When a vessel sinks the ferrous materials that make up its structure or contents or armaments begin to change chemically. During this process any objects close to these materials are enveloped and bonded together into large masses known as concretions.
From the earliest days of the excavation two large concretions were very evident in the north and south of the site. Both clearly contained many artifacts including ships' rigging, tool handles, muskets and, dominating the northern concretion, two large cauldrons. Late in the summer of 1996, using a tool chest of large hammers, masonry chisels, pry bars and a small, pneumatic hammer several exposed muskets and one cauldron were successfully removed from the concretion in the north.
Removing these particularly interesting artifacts protected them from potential damage during the ongoing excavation and the danger of ice damage posed by the on come of winter. The process of their removal however risked damage to other artifacts hidden in the body of the concretion.
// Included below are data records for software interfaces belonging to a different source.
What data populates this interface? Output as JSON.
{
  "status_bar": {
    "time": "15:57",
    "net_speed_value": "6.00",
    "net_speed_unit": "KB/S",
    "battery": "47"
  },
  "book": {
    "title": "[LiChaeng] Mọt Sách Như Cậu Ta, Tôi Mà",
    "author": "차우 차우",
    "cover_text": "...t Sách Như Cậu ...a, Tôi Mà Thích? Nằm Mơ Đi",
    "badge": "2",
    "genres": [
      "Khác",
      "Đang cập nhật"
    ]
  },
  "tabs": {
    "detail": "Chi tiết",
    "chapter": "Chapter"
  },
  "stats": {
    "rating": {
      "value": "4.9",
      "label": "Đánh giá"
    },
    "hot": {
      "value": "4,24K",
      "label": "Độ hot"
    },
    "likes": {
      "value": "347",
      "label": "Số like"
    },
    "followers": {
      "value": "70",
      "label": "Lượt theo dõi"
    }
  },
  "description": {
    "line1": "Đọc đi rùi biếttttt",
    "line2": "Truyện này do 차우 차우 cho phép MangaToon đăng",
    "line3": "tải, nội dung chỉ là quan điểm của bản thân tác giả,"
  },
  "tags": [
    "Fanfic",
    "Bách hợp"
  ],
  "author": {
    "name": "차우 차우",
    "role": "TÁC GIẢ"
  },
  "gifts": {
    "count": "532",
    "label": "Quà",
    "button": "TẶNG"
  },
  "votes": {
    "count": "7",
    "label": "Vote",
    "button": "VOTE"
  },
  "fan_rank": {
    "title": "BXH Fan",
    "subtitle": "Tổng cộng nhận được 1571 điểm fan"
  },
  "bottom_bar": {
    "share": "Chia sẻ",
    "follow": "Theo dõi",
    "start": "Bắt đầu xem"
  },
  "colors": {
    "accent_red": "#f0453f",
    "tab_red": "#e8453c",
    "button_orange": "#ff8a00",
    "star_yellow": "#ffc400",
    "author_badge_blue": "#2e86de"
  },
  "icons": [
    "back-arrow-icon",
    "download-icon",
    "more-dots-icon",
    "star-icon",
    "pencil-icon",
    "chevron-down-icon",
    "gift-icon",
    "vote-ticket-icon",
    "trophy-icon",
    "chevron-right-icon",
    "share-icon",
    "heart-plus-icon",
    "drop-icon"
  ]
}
Early in the 1997 excavation two concreted muskets on the west side of the site were freed by less aggressive means. Loose and partly concreted materials surrounding the objects were removed by dredge and judicious use of a small pry bar. This left the muskets and main body of the concretion elevated on three slender pedestals that extended to the sterile, clay layer below. A gentle sideways push sufficed to sever these connections and freed the muskets for lifting. Subsequent examination of the concretion revealed a number of artifacts including a wooden cup or bowl embedded in the matrix, strong encouragement for the recovery of the remaining concretions as a whole or at least in large pieces.
The recognition that these concretions were directly supported by the sterile clay layer or above it on stalactite-like formations was the key to their removal in manageable chunks. As the excavation proceeded up to and under each concretion the pneumatic hammer would be used to score along a line across the top much like a mason scores a brick before cutting it. The location of the scored line would be determined by the location of visible artifacts within the concretion and the size of the resulting piece. The remaining material beneath the concretion would be removed, any supporting structure severed and the concretion would break along the selected line under its own weight. The actual sizes of the individual pieces varied but a rough average dimension would be 1 metre long by 70 cm. wide by 40 cm. thick weighing 75 kilograms.
Once loose the piece would be prepared for lifting. Five centimeter wide nylon straps were slung under and around the concretion and attached to lift bags which, when inflated from a divers air bottle, provided approximately 25 kilograms of buoyant, lifting force each. Most of the pieces required 3 lift bags but were easily maneuvered out of the excavation grid by one diver and brought to rest on the bottom under and beside the dive tender Red Bay. Utilizing the on board lifting boom, block and tackle and the muscles provided by the volunteers and crew, the pieces were slowly raised until clear of the water. Our Zodiac, fitted with a platform constructed from pieces of the ladders used to raise the hull timbers earlier, was then swung underneath and the concretion fragment was lowered onto the platform. After being secured to the platform and draped with sea water soaked towels, the concretions were transported to shore and the basins at the laboratory.
Using this technique the large concretions were freed and raised in ten main pieces. The remaining cauldron was recovered intact and complete with some of the bricks that presumably formed part of the hearth, a piece weighing roughly 125 kilograms.